Jordi from Girona, who had just tried a “marvellous, very intense” olive oil of the Changlot Real variety, welcomed the opportunity to try oils of a big range of varieties and regions. He likes to read the short description of each oil first and then proceed to smelling them if his interest is piqued – his catalogue of the oils was duly annotated – and equally values the organoleptic and health properties of extra virgin olive oil.
New and innovative products
Alimentaria’s Innoval space showcased more than 300 new and innovative products, among them a range of premium Spanish olive oils, such as the “P” by Pepa oil from the Picudo and Hojiblanca varieties, and various aromatic olive oils, including a set of organic oils with thyme, mint, rosemary, tarragon or basil from Catalonia’s Olicatessen. A fellow Catalan, the retail chain Casa Ametller, launched a fruit-flavored yogurt range in which olive oil replaces the animal fat. Meanwhile, Acesur’s La Española brand presented a new extra virgin olive oil product fortified with omega 3 fatty acids aimed at health conscious consumers.

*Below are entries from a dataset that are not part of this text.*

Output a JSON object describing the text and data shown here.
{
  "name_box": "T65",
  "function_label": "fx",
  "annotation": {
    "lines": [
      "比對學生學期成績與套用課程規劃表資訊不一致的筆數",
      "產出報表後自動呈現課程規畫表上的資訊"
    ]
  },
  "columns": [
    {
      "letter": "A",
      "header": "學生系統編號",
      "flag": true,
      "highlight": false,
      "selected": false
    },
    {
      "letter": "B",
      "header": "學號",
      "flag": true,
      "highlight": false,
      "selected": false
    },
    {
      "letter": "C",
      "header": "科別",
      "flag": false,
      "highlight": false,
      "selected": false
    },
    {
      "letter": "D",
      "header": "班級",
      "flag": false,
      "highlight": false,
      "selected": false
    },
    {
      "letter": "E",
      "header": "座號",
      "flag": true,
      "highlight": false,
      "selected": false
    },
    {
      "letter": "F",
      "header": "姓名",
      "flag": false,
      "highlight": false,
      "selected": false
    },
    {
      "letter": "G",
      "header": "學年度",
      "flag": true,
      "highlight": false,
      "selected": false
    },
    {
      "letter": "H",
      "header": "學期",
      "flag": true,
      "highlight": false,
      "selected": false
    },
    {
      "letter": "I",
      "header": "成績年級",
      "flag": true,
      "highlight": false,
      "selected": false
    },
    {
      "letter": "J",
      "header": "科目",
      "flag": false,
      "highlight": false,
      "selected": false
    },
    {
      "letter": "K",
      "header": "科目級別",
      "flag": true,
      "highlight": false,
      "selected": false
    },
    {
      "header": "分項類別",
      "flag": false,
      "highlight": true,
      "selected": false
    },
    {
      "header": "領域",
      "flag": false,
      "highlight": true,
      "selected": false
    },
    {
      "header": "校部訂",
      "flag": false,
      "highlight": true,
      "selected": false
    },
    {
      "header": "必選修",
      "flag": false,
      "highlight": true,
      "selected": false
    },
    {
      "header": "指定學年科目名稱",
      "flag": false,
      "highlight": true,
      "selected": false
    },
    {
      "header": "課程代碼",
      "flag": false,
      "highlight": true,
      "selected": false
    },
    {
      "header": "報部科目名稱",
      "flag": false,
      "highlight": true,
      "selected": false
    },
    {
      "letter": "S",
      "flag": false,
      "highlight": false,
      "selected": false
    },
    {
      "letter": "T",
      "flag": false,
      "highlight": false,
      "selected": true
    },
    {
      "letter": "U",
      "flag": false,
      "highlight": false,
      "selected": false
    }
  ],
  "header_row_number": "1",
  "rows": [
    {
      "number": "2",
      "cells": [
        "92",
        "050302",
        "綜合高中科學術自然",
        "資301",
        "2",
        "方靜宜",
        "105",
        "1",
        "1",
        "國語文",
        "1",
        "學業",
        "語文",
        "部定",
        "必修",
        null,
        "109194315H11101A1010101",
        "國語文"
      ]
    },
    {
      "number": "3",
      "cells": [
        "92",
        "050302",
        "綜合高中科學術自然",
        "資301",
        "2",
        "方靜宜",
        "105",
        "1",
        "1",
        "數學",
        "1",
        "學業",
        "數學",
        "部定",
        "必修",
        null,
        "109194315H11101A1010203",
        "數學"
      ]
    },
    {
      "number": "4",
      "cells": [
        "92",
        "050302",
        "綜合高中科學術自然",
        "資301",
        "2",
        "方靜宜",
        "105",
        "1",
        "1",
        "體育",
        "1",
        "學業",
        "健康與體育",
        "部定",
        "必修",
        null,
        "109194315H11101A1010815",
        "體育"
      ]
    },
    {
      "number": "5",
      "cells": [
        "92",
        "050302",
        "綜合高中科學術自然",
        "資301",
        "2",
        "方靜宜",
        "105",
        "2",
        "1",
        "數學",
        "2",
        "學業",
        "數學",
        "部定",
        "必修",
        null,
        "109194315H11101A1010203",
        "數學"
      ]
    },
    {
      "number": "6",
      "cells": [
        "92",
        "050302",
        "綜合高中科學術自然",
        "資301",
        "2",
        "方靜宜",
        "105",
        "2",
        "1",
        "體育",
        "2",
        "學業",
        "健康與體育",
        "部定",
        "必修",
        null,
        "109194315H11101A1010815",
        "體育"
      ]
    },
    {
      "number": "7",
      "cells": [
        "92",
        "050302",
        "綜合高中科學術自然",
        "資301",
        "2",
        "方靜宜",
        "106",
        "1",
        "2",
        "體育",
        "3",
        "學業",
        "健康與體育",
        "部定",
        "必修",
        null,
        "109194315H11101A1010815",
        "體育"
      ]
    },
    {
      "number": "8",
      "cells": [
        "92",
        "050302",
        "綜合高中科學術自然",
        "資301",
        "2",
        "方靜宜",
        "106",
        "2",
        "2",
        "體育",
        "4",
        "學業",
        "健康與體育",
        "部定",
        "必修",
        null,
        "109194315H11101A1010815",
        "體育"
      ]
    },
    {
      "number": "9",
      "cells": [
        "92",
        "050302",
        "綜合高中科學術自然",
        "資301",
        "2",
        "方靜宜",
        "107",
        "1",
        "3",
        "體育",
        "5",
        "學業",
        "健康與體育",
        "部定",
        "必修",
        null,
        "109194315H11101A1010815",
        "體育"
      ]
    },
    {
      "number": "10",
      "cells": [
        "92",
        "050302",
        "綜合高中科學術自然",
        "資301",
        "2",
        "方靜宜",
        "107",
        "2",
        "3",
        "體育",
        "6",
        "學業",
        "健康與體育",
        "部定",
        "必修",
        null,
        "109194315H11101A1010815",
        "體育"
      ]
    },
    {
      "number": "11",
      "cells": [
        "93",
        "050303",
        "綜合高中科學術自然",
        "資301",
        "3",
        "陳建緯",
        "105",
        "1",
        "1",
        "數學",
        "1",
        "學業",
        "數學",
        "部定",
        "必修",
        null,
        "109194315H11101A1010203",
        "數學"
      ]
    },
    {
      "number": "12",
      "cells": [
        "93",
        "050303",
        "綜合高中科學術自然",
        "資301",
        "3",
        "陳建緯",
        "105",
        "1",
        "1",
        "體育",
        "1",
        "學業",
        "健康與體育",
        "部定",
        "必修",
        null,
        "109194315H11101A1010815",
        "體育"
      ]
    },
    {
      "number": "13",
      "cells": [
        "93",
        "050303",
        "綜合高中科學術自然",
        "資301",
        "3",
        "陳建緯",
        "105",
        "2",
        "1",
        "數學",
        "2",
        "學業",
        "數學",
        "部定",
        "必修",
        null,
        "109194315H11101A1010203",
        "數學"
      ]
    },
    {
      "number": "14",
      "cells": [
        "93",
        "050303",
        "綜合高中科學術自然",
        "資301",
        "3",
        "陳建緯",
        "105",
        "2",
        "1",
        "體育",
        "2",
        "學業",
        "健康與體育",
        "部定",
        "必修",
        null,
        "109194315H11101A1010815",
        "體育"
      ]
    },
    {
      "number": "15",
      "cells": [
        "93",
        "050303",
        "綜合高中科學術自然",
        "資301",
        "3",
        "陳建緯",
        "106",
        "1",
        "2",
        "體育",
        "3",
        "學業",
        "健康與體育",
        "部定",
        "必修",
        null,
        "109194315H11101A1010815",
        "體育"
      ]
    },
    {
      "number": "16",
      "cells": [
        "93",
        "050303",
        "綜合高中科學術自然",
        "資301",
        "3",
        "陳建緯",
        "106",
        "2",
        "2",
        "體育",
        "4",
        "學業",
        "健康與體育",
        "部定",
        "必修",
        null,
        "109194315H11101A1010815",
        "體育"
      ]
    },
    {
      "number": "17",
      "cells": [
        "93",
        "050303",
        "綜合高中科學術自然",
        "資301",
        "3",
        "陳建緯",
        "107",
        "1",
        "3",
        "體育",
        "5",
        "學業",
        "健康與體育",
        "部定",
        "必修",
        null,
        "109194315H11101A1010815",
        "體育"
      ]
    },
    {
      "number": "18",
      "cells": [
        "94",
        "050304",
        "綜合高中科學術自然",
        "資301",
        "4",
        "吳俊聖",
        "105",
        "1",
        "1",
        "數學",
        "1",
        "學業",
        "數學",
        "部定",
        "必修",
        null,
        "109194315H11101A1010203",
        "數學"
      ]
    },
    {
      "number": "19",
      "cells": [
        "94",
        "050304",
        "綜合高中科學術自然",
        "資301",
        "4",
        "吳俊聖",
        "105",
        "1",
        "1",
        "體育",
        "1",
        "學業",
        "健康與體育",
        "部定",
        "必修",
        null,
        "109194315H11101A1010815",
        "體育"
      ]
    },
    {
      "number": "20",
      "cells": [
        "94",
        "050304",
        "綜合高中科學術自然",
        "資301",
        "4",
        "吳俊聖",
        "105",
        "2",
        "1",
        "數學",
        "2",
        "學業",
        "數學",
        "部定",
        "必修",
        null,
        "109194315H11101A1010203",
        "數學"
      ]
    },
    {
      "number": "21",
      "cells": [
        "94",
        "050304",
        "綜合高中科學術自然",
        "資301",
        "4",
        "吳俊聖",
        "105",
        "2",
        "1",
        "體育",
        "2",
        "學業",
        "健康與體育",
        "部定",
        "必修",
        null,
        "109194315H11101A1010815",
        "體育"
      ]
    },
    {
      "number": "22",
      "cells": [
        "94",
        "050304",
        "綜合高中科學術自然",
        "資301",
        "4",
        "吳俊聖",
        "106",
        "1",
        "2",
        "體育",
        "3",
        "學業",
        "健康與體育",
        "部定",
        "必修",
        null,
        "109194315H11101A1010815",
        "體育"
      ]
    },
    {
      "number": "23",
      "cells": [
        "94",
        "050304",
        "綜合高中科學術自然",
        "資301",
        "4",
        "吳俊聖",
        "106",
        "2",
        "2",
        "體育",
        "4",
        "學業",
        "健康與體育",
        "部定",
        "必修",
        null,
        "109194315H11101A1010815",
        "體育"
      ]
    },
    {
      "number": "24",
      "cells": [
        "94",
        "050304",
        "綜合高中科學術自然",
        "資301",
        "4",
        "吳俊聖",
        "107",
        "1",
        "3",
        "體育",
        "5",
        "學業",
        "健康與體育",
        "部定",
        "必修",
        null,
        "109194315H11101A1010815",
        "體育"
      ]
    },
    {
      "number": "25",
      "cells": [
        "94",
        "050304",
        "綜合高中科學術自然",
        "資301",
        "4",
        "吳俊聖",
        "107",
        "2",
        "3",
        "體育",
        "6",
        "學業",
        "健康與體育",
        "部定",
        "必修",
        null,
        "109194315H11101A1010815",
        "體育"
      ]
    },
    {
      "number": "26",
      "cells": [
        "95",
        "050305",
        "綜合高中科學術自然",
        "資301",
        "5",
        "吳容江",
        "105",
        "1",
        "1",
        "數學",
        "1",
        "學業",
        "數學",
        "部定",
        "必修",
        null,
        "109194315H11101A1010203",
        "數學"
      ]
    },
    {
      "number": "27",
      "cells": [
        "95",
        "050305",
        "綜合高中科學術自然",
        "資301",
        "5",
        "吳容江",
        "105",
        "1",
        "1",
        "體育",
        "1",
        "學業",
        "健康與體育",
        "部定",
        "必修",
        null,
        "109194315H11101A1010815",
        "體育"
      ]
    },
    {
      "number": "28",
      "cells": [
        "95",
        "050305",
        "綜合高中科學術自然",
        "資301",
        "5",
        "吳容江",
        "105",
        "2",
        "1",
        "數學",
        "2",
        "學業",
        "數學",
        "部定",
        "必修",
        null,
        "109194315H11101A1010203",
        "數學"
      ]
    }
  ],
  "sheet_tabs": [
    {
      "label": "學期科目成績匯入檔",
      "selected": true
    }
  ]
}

Barcelona-based company Nice Fruit won 5 of the 16 Innoval prizes for innovation for its patented system said to allow fruit to be deep frozen when perfectly ripe, kept for up to three years without losing its organoleptic and nutritional properties, and to maintain its texture on thawing. Asked whether its suitability for olives had been evaluated, Nice Fruit production director José Roger said they weren’t among the current range of 54 fruits but the revolutionary technology could well be applied to them in the future.